Today’s watercolor experiment:
I began with ink today. I painted yellow ink with a brush to create the form at the top of the paper. Then I added red calligraphy ink, hoping to make an orange color. I did the same with the shapes above and below the first long shape.
After applying the ink, I painted similar forms with latex masking fluid. I painted the background with ultramarine violet, but this color was not dark enough.
I used a combination of Payne’s gray and Moonglow pigments to darken the background and create more contrast with the foreground. For maximal contrast, I traced the latex-masked shapes with undiluted Payne’s gray.
As I created the long, thin shapes ending in a circle, I thought of a photograph I took the other day. I was attracted to a brilliant yellow flower, lit by the sun, completely surrounded by darkness.
I was attracted by the inner parts of the flower, which were illuminated by the glow of the light that came through the flower petals. The major colors of the flower include bright yellow, the outer flower petals; yellow-orange inside the flower and a greenish gray color for the bulbous stamens at the center.
Translating to the composition:
The most important feature of the photograph is the contrast between the dark background and the bright flower.

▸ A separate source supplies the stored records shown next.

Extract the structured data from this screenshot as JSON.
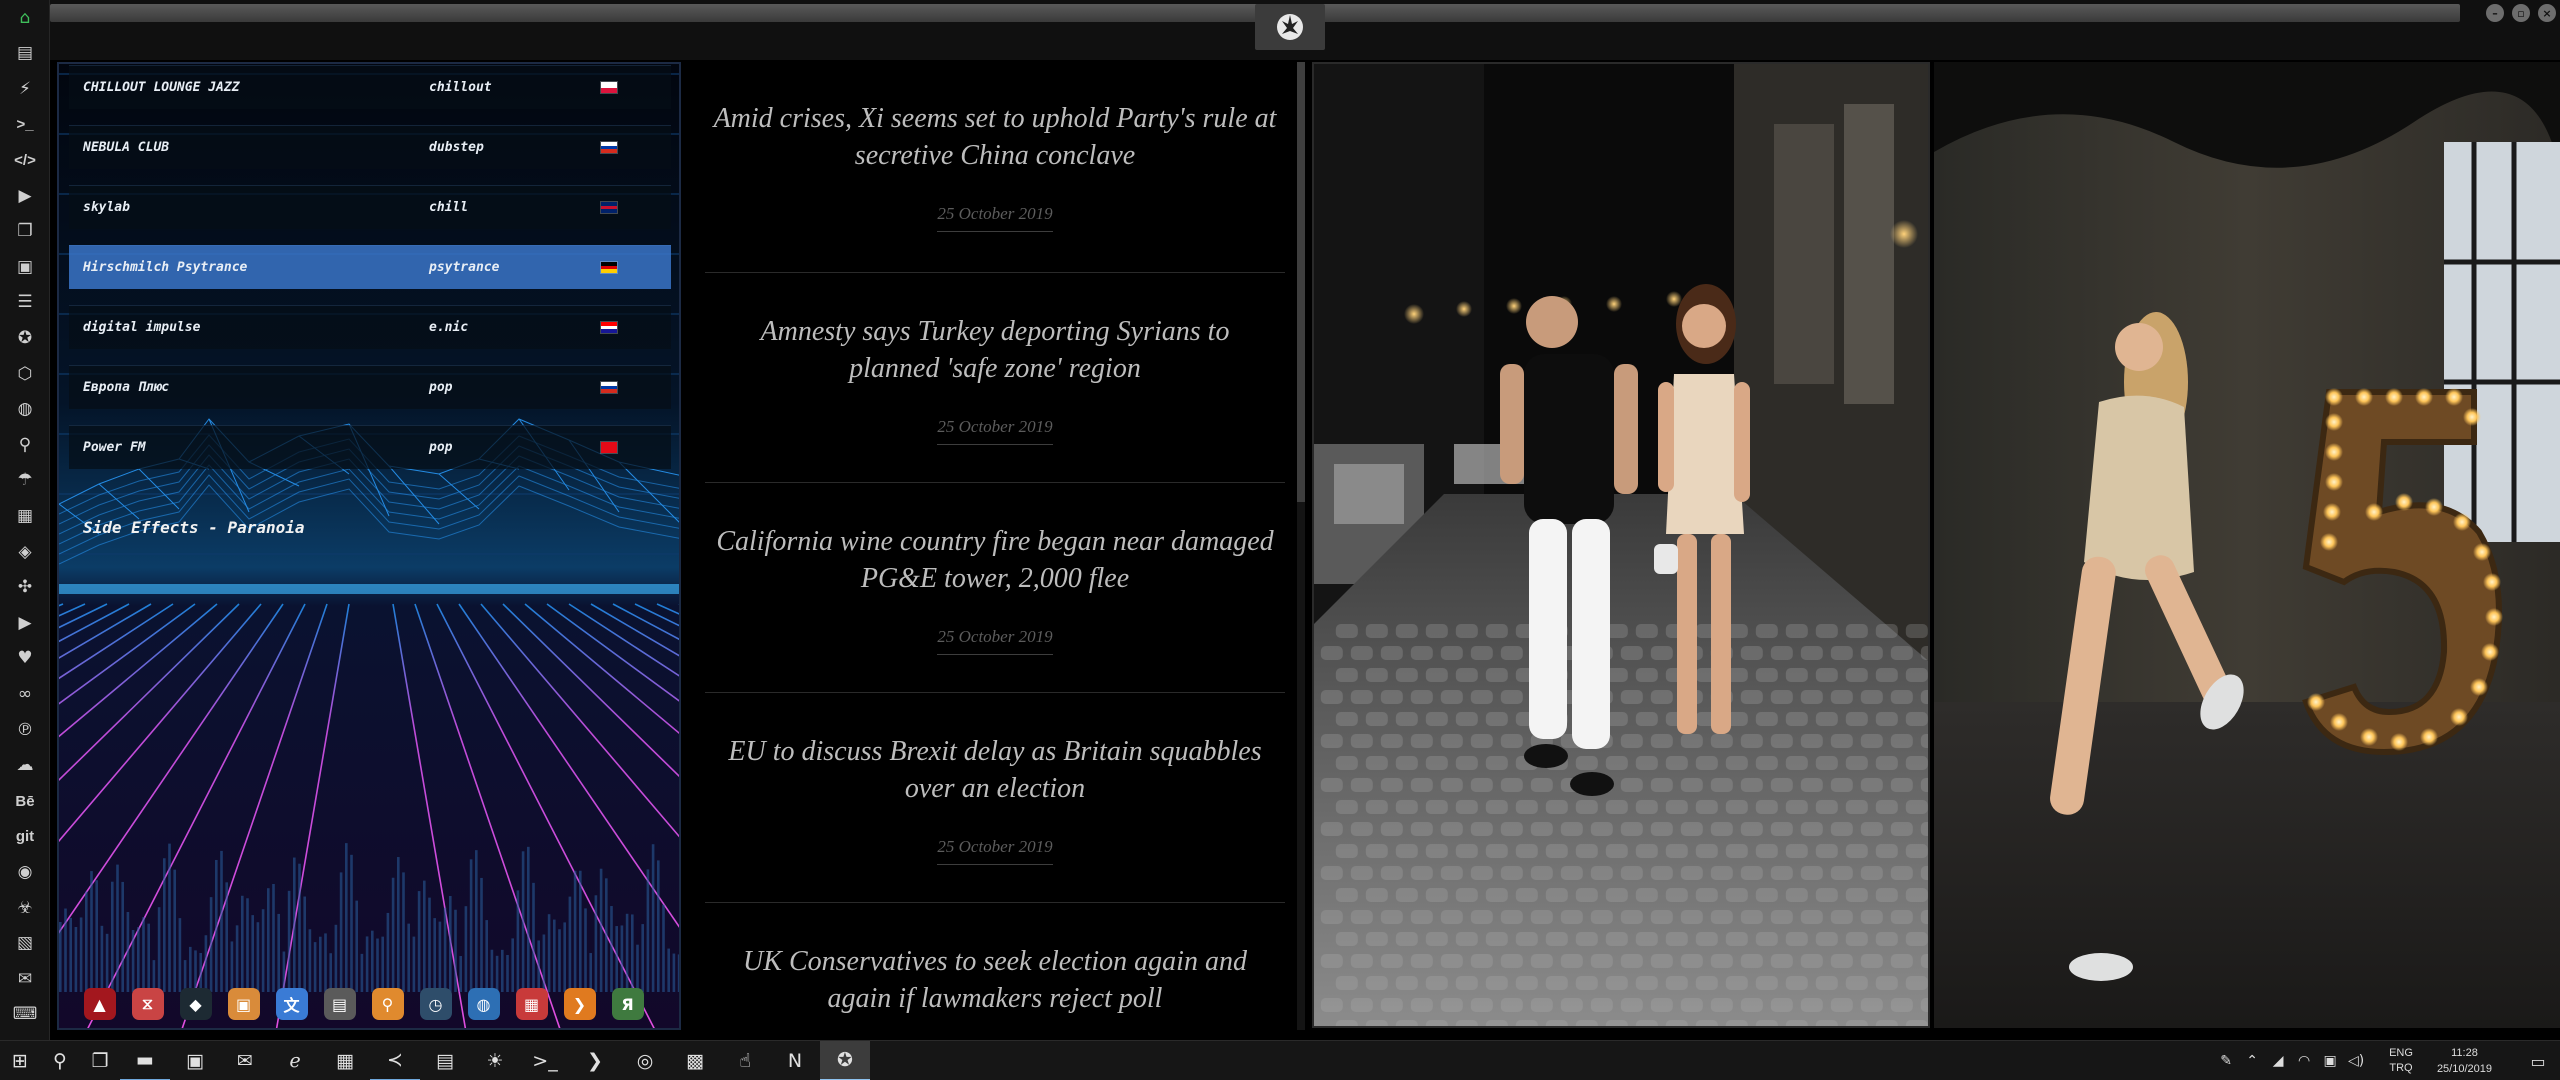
{
  "sidebar": {
    "icons": [
      {
        "name": "home-icon",
        "glyph": "⌂"
      },
      {
        "name": "document-icon",
        "glyph": "▤"
      },
      {
        "name": "lightning-icon",
        "glyph": "⚡"
      },
      {
        "name": "terminal-icon",
        "glyph": ">_"
      },
      {
        "name": "code-icon",
        "glyph": "</>"
      },
      {
        "name": "play-icon",
        "glyph": "▶"
      },
      {
        "name": "copy-icon",
        "glyph": "❐"
      },
      {
        "name": "image-icon",
        "glyph": "▣"
      },
      {
        "name": "newspaper-icon",
        "glyph": "☰"
      },
      {
        "name": "rebel-emblem-icon",
        "glyph": "✪"
      },
      {
        "name": "hexagon-icon",
        "glyph": "⬡"
      },
      {
        "name": "globe-icon",
        "glyph": "◍"
      },
      {
        "name": "search-icon",
        "glyph": "⚲"
      },
      {
        "name": "umbrella-icon",
        "glyph": "☂"
      },
      {
        "name": "contact-icon",
        "glyph": "▦"
      },
      {
        "name": "tags-icon",
        "glyph": "◈"
      },
      {
        "name": "expand-icon",
        "glyph": "✣"
      },
      {
        "name": "youtube-icon",
        "glyph": "▶"
      },
      {
        "name": "heart-icon",
        "glyph": "♥"
      },
      {
        "name": "lastfm-icon",
        "glyph": "∞"
      },
      {
        "name": "pinterest-icon",
        "glyph": "℗"
      },
      {
        "name": "cloud-icon",
        "glyph": "☁"
      },
      {
        "name": "behance-icon",
        "glyph": "Bē"
      },
      {
        "name": "git-icon",
        "glyph": "git"
      },
      {
        "name": "github-icon",
        "glyph": "◉"
      },
      {
        "name": "biohazard-icon",
        "glyph": "☣"
      },
      {
        "name": "map-icon",
        "glyph": "▧"
      },
      {
        "name": "mail-icon",
        "glyph": "✉"
      },
      {
        "name": "keyboard-icon",
        "glyph": "⌨"
      }
    ]
  },
  "radio": {
    "stations": [
      {
        "name": "CHILLOUT LOUNGE JAZZ",
        "genre": "chillout",
        "flag": [
          "#ffffff",
          "#dc143c"
        ]
      },
      {
        "name": "NEBULA CLUB",
        "genre": "dubstep",
        "flag": [
          "#ffffff",
          "#0039a6",
          "#d52b1e"
        ]
      },
      {
        "name": "skylab",
        "genre": "chill",
        "flag": [
          "#012169",
          "#c8102e",
          "#012169"
        ]
      },
      {
        "name": "Hirschmilch Psytrance",
        "genre": "psytrance",
        "flag": [
          "#000000",
          "#dd0000",
          "#ffce00"
        ]
      },
      {
        "name": "digital impulse",
        "genre": "e.nic",
        "flag": [
          "#ff0000",
          "#ffffff",
          "#171796"
        ]
      },
      {
        "name": "Европа Плюс",
        "genre": "pop",
        "flag": [
          "#ffffff",
          "#0039a6",
          "#d52b1e"
        ]
      },
      {
        "name": "Power FM",
        "genre": "pop",
        "flag": [
          "#e30a17",
          "#e30a17"
        ]
      }
    ],
    "now_playing": "Side Effects - Paranoia"
  },
  "dock": {
    "apps": [
      {
        "name": "autodesk-icon",
        "glyph": "▲",
        "color": "#a3171e"
      },
      {
        "name": "timer-icon",
        "glyph": "⧖",
        "color": "#c94444"
      },
      {
        "name": "vpn-icon",
        "glyph": "◆",
        "color": "#1d2a33"
      },
      {
        "name": "finder-icon",
        "glyph": "▣",
        "color": "#d98b3a"
      },
      {
        "name": "translate-icon",
        "glyph": "文",
        "color": "#3a7bd5"
      },
      {
        "name": "notes-icon",
        "glyph": "▤",
        "color": "#5a5a5a"
      },
      {
        "name": "magnifier-icon",
        "glyph": "⚲",
        "color": "#e08a2e"
      },
      {
        "name": "clock-icon",
        "glyph": "◷",
        "color": "#2e4d6a"
      },
      {
        "name": "globe-icon",
        "glyph": "◍",
        "color": "#2d6fb4"
      },
      {
        "name": "calendar-icon",
        "glyph": "▦",
        "color": "#c83a3a"
      },
      {
        "name": "arrow-icon",
        "glyph": "❯",
        "color": "#e07a1f"
      },
      {
        "name": "yandex-icon",
        "glyph": "Я",
        "color": "#3f7a3f"
      }
    ]
  },
  "news": {
    "items": [
      {
        "title": "Amid crises, Xi seems set to uphold Party's rule at secretive China conclave",
        "date": "25 October 2019"
      },
      {
        "title": "Amnesty says Turkey deporting Syrians to planned 'safe zone' region",
        "date": "25 October 2019"
      },
      {
        "title": "California wine country fire began near damaged PG&E tower, 2,000 flee",
        "date": "25 October 2019"
      },
      {
        "title": "EU to discuss Brexit delay as Britain squabbles over an election",
        "date": "25 October 2019"
      },
      {
        "title": "UK Conservatives to seek election again and again if lawmakers reject poll",
        "date": "25 October 2019"
      }
    ]
  },
  "taskbar": {
    "apps": [
      {
        "name": "start-icon",
        "glyph": "⊞",
        "state": ""
      },
      {
        "name": "search-icon",
        "glyph": "⚲",
        "state": ""
      },
      {
        "name": "task-view-icon",
        "glyph": "❐",
        "state": ""
      },
      {
        "name": "file-explorer-icon",
        "glyph": "▬",
        "state": "running"
      },
      {
        "name": "store-icon",
        "glyph": "▣",
        "state": ""
      },
      {
        "name": "mail-icon",
        "glyph": "✉",
        "state": ""
      },
      {
        "name": "edge-icon",
        "glyph": "ℯ",
        "state": ""
      },
      {
        "name": "sandbox-icon",
        "glyph": "▦",
        "state": ""
      },
      {
        "name": "vscode-icon",
        "glyph": "≺",
        "state": "running"
      },
      {
        "name": "news-app-icon",
        "glyph": "▤",
        "state": ""
      },
      {
        "name": "brightness-icon",
        "glyph": "☀",
        "state": ""
      },
      {
        "name": "terminal-icon",
        "glyph": ">_",
        "state": ""
      },
      {
        "name": "powershell-icon",
        "glyph": "❯",
        "state": ""
      },
      {
        "name": "chrome-icon",
        "glyph": "◎",
        "state": ""
      },
      {
        "name": "remote-desktop-icon",
        "glyph": "▩",
        "state": ""
      },
      {
        "name": "pointer-icon",
        "glyph": "☝",
        "state": ""
      },
      {
        "name": "netflix-icon",
        "glyph": "N",
        "state": ""
      },
      {
        "name": "rebel-app-icon",
        "glyph": "✪",
        "state": "active"
      }
    ],
    "tray": [
      {
        "name": "pen-icon",
        "glyph": "✎"
      },
      {
        "name": "chevron-up-icon",
        "glyph": "⌃"
      },
      {
        "name": "network-icon",
        "glyph": "◢"
      },
      {
        "name": "wifi-icon",
        "glyph": "◠"
      },
      {
        "name": "security-icon",
        "glyph": "▣"
      },
      {
        "name": "volume-icon",
        "glyph": "◁)"
      }
    ],
    "lang_top": "ENG",
    "lang_bottom": "TRQ",
    "time": "11:28",
    "date": "25/10/2019"
  }
}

I tried to capture this quality by darkening the areas around the long stem shapes in my watercolor.
I’m not sure if this composition holds together. I began by inking the red and yellow shapes, without any idea of where that would lead. I echoed the first ink shape with latex mask, and only then did I think about my photograph. One can see where I shifted from a design based on the original ink shapes to forms inspired by the hibiscus flower photograph. On the other hand original ink shapes that span the width of the composition have a unifying effect.